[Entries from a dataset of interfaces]

<<<<

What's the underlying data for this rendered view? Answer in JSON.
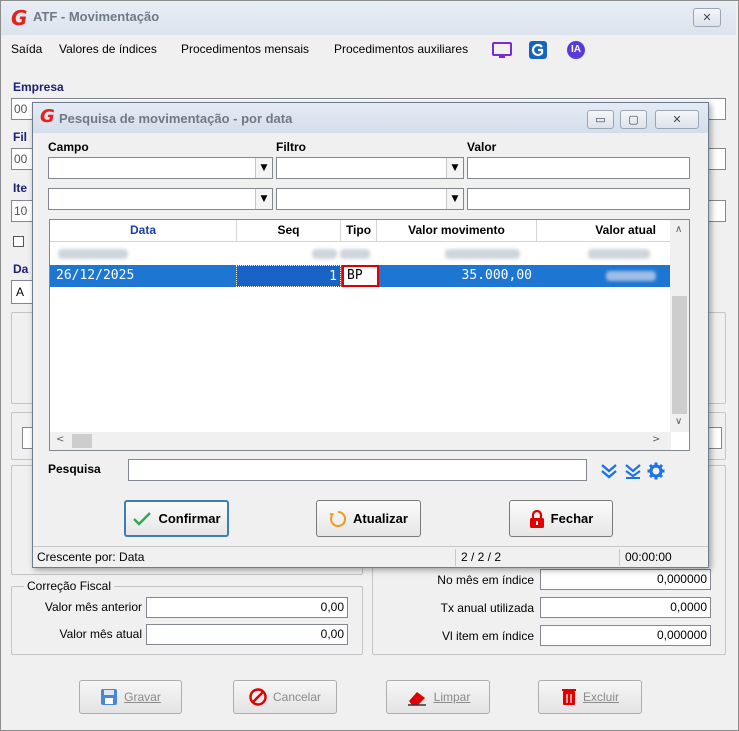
{
  "main": {
    "title": "ATF - Movimentação",
    "close_label": "✕",
    "menu": [
      {
        "label": "Saída"
      },
      {
        "label": "Valores de índices"
      },
      {
        "label": "Procedimentos mensais"
      },
      {
        "label": "Procedimentos auxiliares"
      }
    ],
    "menu_icons": [
      "monitor-icon",
      "g-logo-icon",
      "ia-icon"
    ],
    "ia_label": "IA",
    "labels": {
      "empresa": "Empresa",
      "filial": "Fil",
      "item": "Ite",
      "data": "Da"
    },
    "field_prefixes": {
      "empresa": "00",
      "filial": "00",
      "item": "10",
      "data": "A"
    },
    "correcao_fiscal": {
      "title": "Correção Fiscal",
      "rows": [
        {
          "label": "Valor mês anterior",
          "value": "0,00"
        },
        {
          "label": "Valor mês atual",
          "value": "0,00"
        }
      ]
    },
    "right_rows": [
      {
        "label": "No mês em índice",
        "value": "0,000000"
      },
      {
        "label": "Tx anual utilizada",
        "value": "0,0000"
      },
      {
        "label": "Vl item em índice",
        "value": "0,000000"
      }
    ],
    "bottom_buttons": [
      {
        "label": "Gravar",
        "icon": "floppy-icon"
      },
      {
        "label": "Cancelar",
        "icon": "cancel-icon"
      },
      {
        "label": "Limpar",
        "icon": "eraser-icon"
      },
      {
        "label": "Excluir",
        "icon": "trash-icon"
      }
    ]
  },
  "dialog": {
    "title": "Pesquisa de movimentação - por data",
    "window_buttons": {
      "minimize": "▭",
      "maximize": "▢",
      "close": "✕"
    },
    "filter_headers": {
      "campo": "Campo",
      "filtro": "Filtro",
      "valor": "Valor"
    },
    "grid": {
      "columns": [
        "Data",
        "Seq",
        "Tipo",
        "Valor movimento",
        "Valor atual"
      ],
      "rows": [
        {
          "data": "",
          "seq": "",
          "tipo": "",
          "valor_movimento": "",
          "valor_atual": "",
          "blurred": true
        },
        {
          "data": "26/12/2025",
          "seq": "1",
          "tipo": "BP",
          "valor_movimento": "35.000,00",
          "valor_atual": "",
          "selected": true
        }
      ]
    },
    "search_label": "Pesquisa",
    "search_value": "",
    "search_icons": [
      "double-chevron-down-icon",
      "filter-down-icon",
      "gear-icon"
    ],
    "buttons": {
      "confirm": "Confirmar",
      "refresh": "Atualizar",
      "close": "Fechar"
    },
    "status": {
      "sort": "Crescente por: Data",
      "count": "2 / 2 / 2",
      "time": "00:00:00"
    }
  },
  "colors": {
    "accent_blue": "#1a73e8",
    "selection_blue": "#1c76d2",
    "highlight_red": "#e00000",
    "brand_red": "#e2231a"
  }
}
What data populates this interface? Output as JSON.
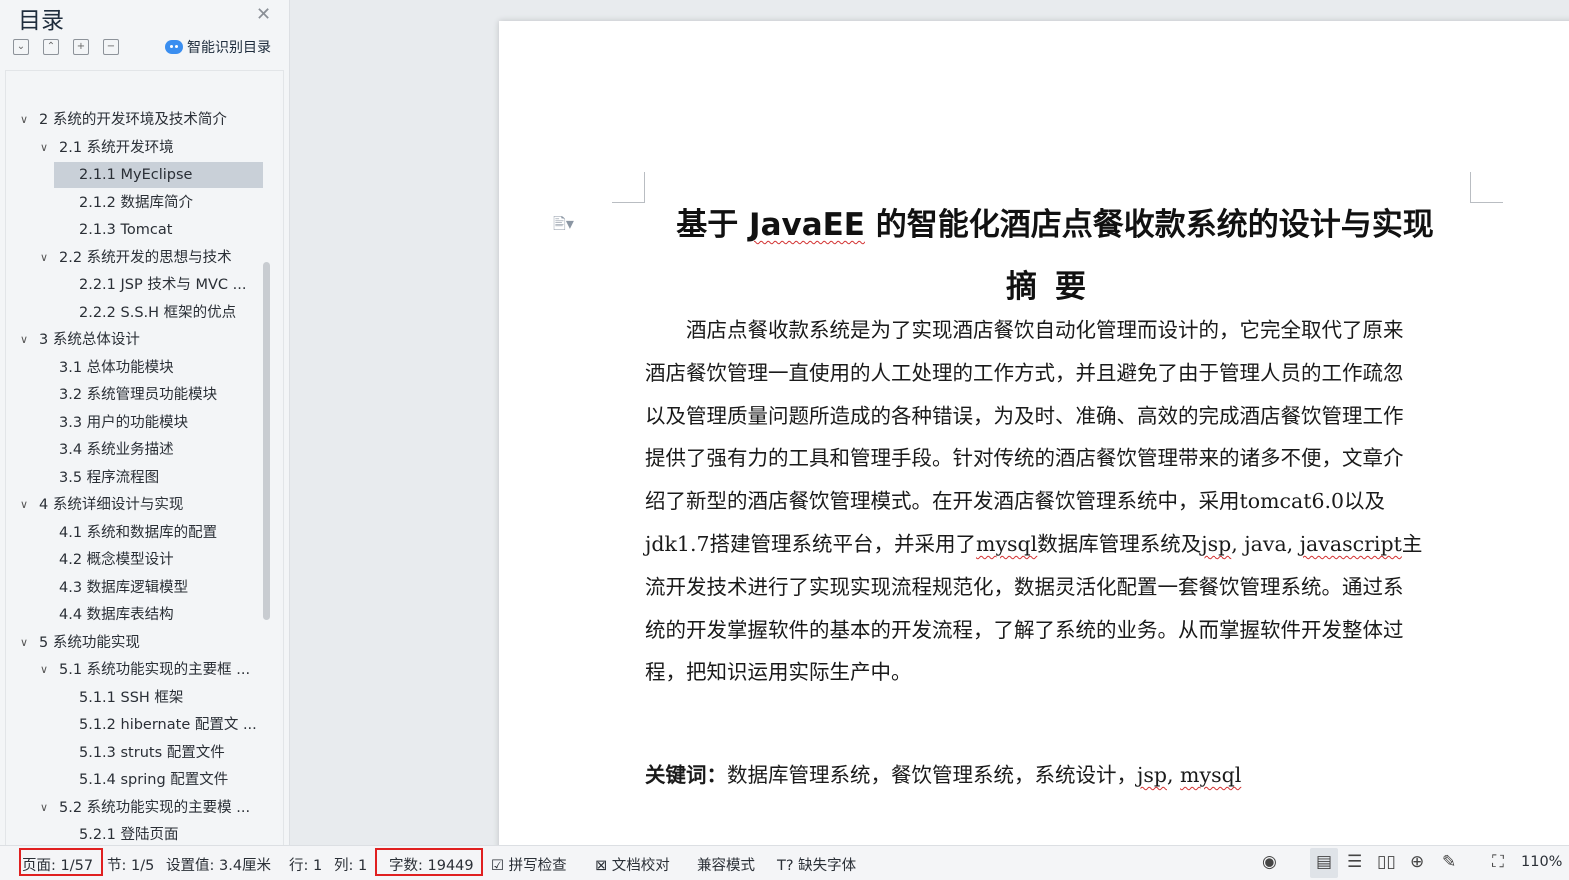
{
  "toc": {
    "title": "目录",
    "smart_label": "智能识别目录",
    "items": [
      {
        "label": "2 系统的开发环境及技术简介",
        "level": 1,
        "expanded": true
      },
      {
        "label": "2.1 系统开发环境",
        "level": 2,
        "expanded": true
      },
      {
        "label": "2.1.1 MyEclipse",
        "level": 3,
        "selected": true
      },
      {
        "label": "2.1.2 数据库简介",
        "level": 3
      },
      {
        "label": "2.1.3 Tomcat",
        "level": 3
      },
      {
        "label": "2.2 系统开发的思想与技术",
        "level": 2,
        "expanded": true
      },
      {
        "label": "2.2.1 JSP 技术与 MVC ...",
        "level": 3
      },
      {
        "label": "2.2.2 S.S.H 框架的优点",
        "level": 3
      },
      {
        "label": "3 系统总体设计",
        "level": 1,
        "expanded": true
      },
      {
        "label": "3.1 总体功能模块",
        "level": 2
      },
      {
        "label": "3.2 系统管理员功能模块",
        "level": 2
      },
      {
        "label": "3.3 用户的功能模块",
        "level": 2
      },
      {
        "label": "3.4 系统业务描述",
        "level": 2
      },
      {
        "label": "3.5 程序流程图",
        "level": 2
      },
      {
        "label": "4 系统详细设计与实现",
        "level": 1,
        "expanded": true
      },
      {
        "label": "4.1 系统和数据库的配置",
        "level": 2
      },
      {
        "label": "4.2 概念模型设计",
        "level": 2
      },
      {
        "label": "4.3 数据库逻辑模型",
        "level": 2
      },
      {
        "label": "4.4 数据库表结构",
        "level": 2
      },
      {
        "label": "5 系统功能实现",
        "level": 1,
        "expanded": true
      },
      {
        "label": "5.1 系统功能实现的主要框 ...",
        "level": 2,
        "expanded": true
      },
      {
        "label": "5.1.1 SSH 框架",
        "level": 3
      },
      {
        "label": "5.1.2 hibernate 配置文 ...",
        "level": 3
      },
      {
        "label": "5.1.3 struts 配置文件",
        "level": 3
      },
      {
        "label": "5.1.4 spring 配置文件",
        "level": 3
      },
      {
        "label": "5.2 系统功能实现的主要模 ...",
        "level": 2,
        "expanded": true
      },
      {
        "label": "5.2.1 登陆页面",
        "level": 3
      }
    ]
  },
  "document": {
    "title_pre": "基于 ",
    "title_sq": "JavaEE",
    "title_post": " 的智能化酒店点餐收款系统的设计与实现",
    "abstract_heading": "摘要",
    "lines": [
      [
        {
          "t": "　　酒店点餐收款系统是为了实现酒店餐饮自动化管理而设计的，它完全取代了原来"
        }
      ],
      [
        {
          "t": "酒店餐饮管理一直使用的人工处理的工作方式，并且避免了由于管理人员的工作疏忽"
        }
      ],
      [
        {
          "t": "以及管理质量问题所造成的各种错误，为及时、准确、高效的完成酒店餐饮管理工作"
        }
      ],
      [
        {
          "t": "提供了强有力的工具和管理手段。针对传统的酒店餐饮管理带来的诸多不便，文章介"
        }
      ],
      [
        {
          "t": "绍了新型的酒店餐饮管理模式。在开发酒店餐饮管理系统中，采用tomcat6.0以及"
        }
      ],
      [
        {
          "t": "jdk1.7搭建管理系统平台，并采用了"
        },
        {
          "t": "mysql",
          "sq": true
        },
        {
          "t": "数据库管理系统及"
        },
        {
          "t": "jsp",
          "sq": true
        },
        {
          "t": ", java, "
        },
        {
          "t": "javascript",
          "sq": true
        },
        {
          "t": "主"
        }
      ],
      [
        {
          "t": "流开发技术进行了实现实现流程规范化，数据灵活化配置一套餐饮管理系统。通过系"
        }
      ],
      [
        {
          "t": "统的开发掌握软件的基本的开发流程，了解了系统的业务。从而掌握软件开发整体过"
        }
      ],
      [
        {
          "t": "程，把知识运用实际生产中。"
        }
      ]
    ],
    "keywords_label": "关键词：",
    "keywords_pre": "数据库管理系统，餐饮管理系统，系统设计，",
    "keywords_sq1": "jsp",
    "keywords_sep": ", ",
    "keywords_sq2": "mysql"
  },
  "status": {
    "page": "页面: 1/57",
    "section": "节: 1/5",
    "setting": "设置值: 3.4厘米",
    "row": "行: 1",
    "col": "列: 1",
    "word_count": "字数: 19449",
    "spell_check": "拼写检查",
    "doc_proof": "文档校对",
    "compat_mode": "兼容模式",
    "missing_fonts": "缺失字体",
    "zoom": "110%"
  },
  "icons": [
    "close-icon",
    "expand-all-icon",
    "collapse-all-icon",
    "add-level-icon",
    "remove-level-icon",
    "ai-assistant-icon",
    "paragraph-icon",
    "eye-protection-icon",
    "page-view-icon",
    "outline-view-icon",
    "reading-view-icon",
    "web-view-icon",
    "write-view-icon",
    "fullscreen-icon"
  ],
  "colors": {
    "highlight_border": "#e02020",
    "spell_underline": "#d23030",
    "toc_selected": "#c9d0d8"
  }
}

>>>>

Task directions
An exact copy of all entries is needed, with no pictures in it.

Result of the exercise
What's the underlying data for this rendered view? Answer in JSON.
{
  "main": {
    "title": "ATF - Movimentação",
    "close_label": "✕",
    "menu": [
      {
        "label": "Saída"
      },
      {
        "label": "Valores de índices"
      },
      {
        "label": "Procedimentos mensais"
      },
      {
        "label": "Procedimentos auxiliares"
      }
    ],
    "menu_icons": [
      "monitor-icon",
      "g-logo-icon",
      "ia-icon"
    ],
    "ia_label": "IA",
    "labels": {
      "empresa": "Empresa",
      "filial": "Fil",
      "item": "Ite",
      "data": "Da"
    },
    "field_prefixes": {
      "empresa": "00",
      "filial": "00",
      "item": "10",
      "data": "A"
    },
    "correcao_fiscal": {
      "title": "Correção Fiscal",
      "rows": [
        {
          "label": "Valor mês anterior",
          "value": "0,00"
        },
        {
          "label": "Valor mês atual",
          "value": "0,00"
        }
      ]
    },
    "right_rows": [
      {
        "label": "No mês em índice",
        "value": "0,000000"
      },
      {
        "label": "Tx anual utilizada",
        "value": "0,0000"
      },
      {
        "label": "Vl item em índice",
        "value": "0,000000"
      }
    ],
    "bottom_buttons": [
      {
        "label": "Gravar",
        "icon": "floppy-icon"
      },
      {
        "label": "Cancelar",
        "icon": "cancel-icon"
      },
      {
        "label": "Limpar",
        "icon": "eraser-icon"
      },
      {
        "label": "Excluir",
        "icon": "trash-icon"
      }
    ]
  },
  "dialog": {
    "title": "Pesquisa de movimentação - por data",
    "window_buttons": {
      "minimize": "▭",
      "maximize": "▢",
      "close": "✕"
    },
    "filter_headers": {
      "campo": "Campo",
      "filtro": "Filtro",
      "valor": "Valor"
    },
    "grid": {
      "columns": [
        "Data",
        "Seq",
        "Tipo",
        "Valor movimento",
        "Valor atual"
      ],
      "rows": [
        {
          "data": "",
          "seq": "",
          "tipo": "",
          "valor_movimento": "",
          "valor_atual": "",
          "blurred": true
        },
        {
          "data": "26/12/2025",
          "seq": "1",
          "tipo": "BP",
          "valor_movimento": "35.000,00",
          "valor_atual": "",
          "selected": true
        }
      ]
    },
    "search_label": "Pesquisa",
    "search_value": "",
    "search_icons": [
      "double-chevron-down-icon",
      "filter-down-icon",
      "gear-icon"
    ],
    "buttons": {
      "confirm": "Confirmar",
      "refresh": "Atualizar",
      "close": "Fechar"
    },
    "status": {
      "sort": "Crescente por: Data",
      "count": "2 / 2 / 2",
      "time": "00:00:00"
    }
  },
  "colors": {
    "accent_blue": "#1a73e8",
    "selection_blue": "#1c76d2",
    "highlight_red": "#e00000",
    "brand_red": "#e2231a"
  }
}
What data populates this interface? Output as JSON.
{
  "toc": {
    "title": "目录",
    "smart_label": "智能识别目录",
    "items": [
      {
        "label": "2 系统的开发环境及技术简介",
        "level": 1,
        "expanded": true
      },
      {
        "label": "2.1 系统开发环境",
        "level": 2,
        "expanded": true
      },
      {
        "label": "2.1.1 MyEclipse",
        "level": 3,
        "selected": true
      },
      {
        "label": "2.1.2 数据库简介",
        "level": 3
      },
      {
        "label": "2.1.3 Tomcat",
        "level": 3
      },
      {
        "label": "2.2 系统开发的思想与技术",
        "level": 2,
        "expanded": true
      },
      {
        "label": "2.2.1 JSP 技术与 MVC ...",
        "level": 3
      },
      {
        "label": "2.2.2 S.S.H 框架的优点",
        "level": 3
      },
      {
        "label": "3 系统总体设计",
        "level": 1,
        "expanded": true
      },
      {
        "label": "3.1 总体功能模块",
        "level": 2
      },
      {
        "label": "3.2 系统管理员功能模块",
        "level": 2
      },
      {
        "label": "3.3 用户的功能模块",
        "level": 2
      },
      {
        "label": "3.4 系统业务描述",
        "level": 2
      },
      {
        "label": "3.5 程序流程图",
        "level": 2
      },
      {
        "label": "4 系统详细设计与实现",
        "level": 1,
        "expanded": true
      },
      {
        "label": "4.1 系统和数据库的配置",
        "level": 2
      },
      {
        "label": "4.2 概念模型设计",
        "level": 2
      },
      {
        "label": "4.3 数据库逻辑模型",
        "level": 2
      },
      {
        "label": "4.4 数据库表结构",
        "level": 2
      },
      {
        "label": "5 系统功能实现",
        "level": 1,
        "expanded": true
      },
      {
        "label": "5.1 系统功能实现的主要框 ...",
        "level": 2,
        "expanded": true
      },
      {
        "label": "5.1.1 SSH 框架",
        "level": 3
      },
      {
        "label": "5.1.2 hibernate 配置文 ...",
        "level": 3
      },
      {
        "label": "5.1.3 struts 配置文件",
        "level": 3
      },
      {
        "label": "5.1.4 spring 配置文件",
        "level": 3
      },
      {
        "label": "5.2 系统功能实现的主要模 ...",
        "level": 2,
        "expanded": true
      },
      {
        "label": "5.2.1 登陆页面",
        "level": 3
      }
    ]
  },
  "document": {
    "title_pre": "基于 ",
    "title_sq": "JavaEE",
    "title_post": " 的智能化酒店点餐收款系统的设计与实现",
    "abstract_heading": "摘要",
    "lines": [
      [
        {
          "t": "　　酒店点餐收款系统是为了实现酒店餐饮自动化管理而设计的，它完全取代了原来"
        }
      ],
      [
        {
          "t": "酒店餐饮管理一直使用的人工处理的工作方式，并且避免了由于管理人员的工作疏忽"
        }
      ],
      [
        {
          "t": "以及管理质量问题所造成的各种错误，为及时、准确、高效的完成酒店餐饮管理工作"
        }
      ],
      [
        {
          "t": "提供了强有力的工具和管理手段。针对传统的酒店餐饮管理带来的诸多不便，文章介"
        }
      ],
      [
        {
          "t": "绍了新型的酒店餐饮管理模式。在开发酒店餐饮管理系统中，采用tomcat6.0以及"
        }
      ],
      [
        {
          "t": "jdk1.7搭建管理系统平台，并采用了"
        },
        {
          "t": "mysql",
          "sq": true
        },
        {
          "t": "数据库管理系统及"
        },
        {
          "t": "jsp",
          "sq": true
        },
        {
          "t": ", java, "
        },
        {
          "t": "javascript",
          "sq": true
        },
        {
          "t": "主"
        }
      ],
      [
        {
          "t": "流开发技术进行了实现实现流程规范化，数据灵活化配置一套餐饮管理系统。通过系"
        }
      ],
      [
        {
          "t": "统的开发掌握软件的基本的开发流程，了解了系统的业务。从而掌握软件开发整体过"
        }
      ],
      [
        {
          "t": "程，把知识运用实际生产中。"
        }
      ]
    ],
    "keywords_label": "关键词：",
    "keywords_pre": "数据库管理系统，餐饮管理系统，系统设计，",
    "keywords_sq1": "jsp",
    "keywords_sep": ", ",
    "keywords_sq2": "mysql"
  },
  "status": {
    "page": "页面: 1/57",
    "section": "节: 1/5",
    "setting": "设置值: 3.4厘米",
    "row": "行: 1",
    "col": "列: 1",
    "word_count": "字数: 19449",
    "spell_check": "拼写检查",
    "doc_proof": "文档校对",
    "compat_mode": "兼容模式",
    "missing_fonts": "缺失字体",
    "zoom": "110%"
  },
  "icons": [
    "close-icon",
    "expand-all-icon",
    "collapse-all-icon",
    "add-level-icon",
    "remove-level-icon",
    "ai-assistant-icon",
    "paragraph-icon",
    "eye-protection-icon",
    "page-view-icon",
    "outline-view-icon",
    "reading-view-icon",
    "web-view-icon",
    "write-view-icon",
    "fullscreen-icon"
  ],
  "colors": {
    "highlight_border": "#e02020",
    "spell_underline": "#d23030",
    "toc_selected": "#c9d0d8"
  }
}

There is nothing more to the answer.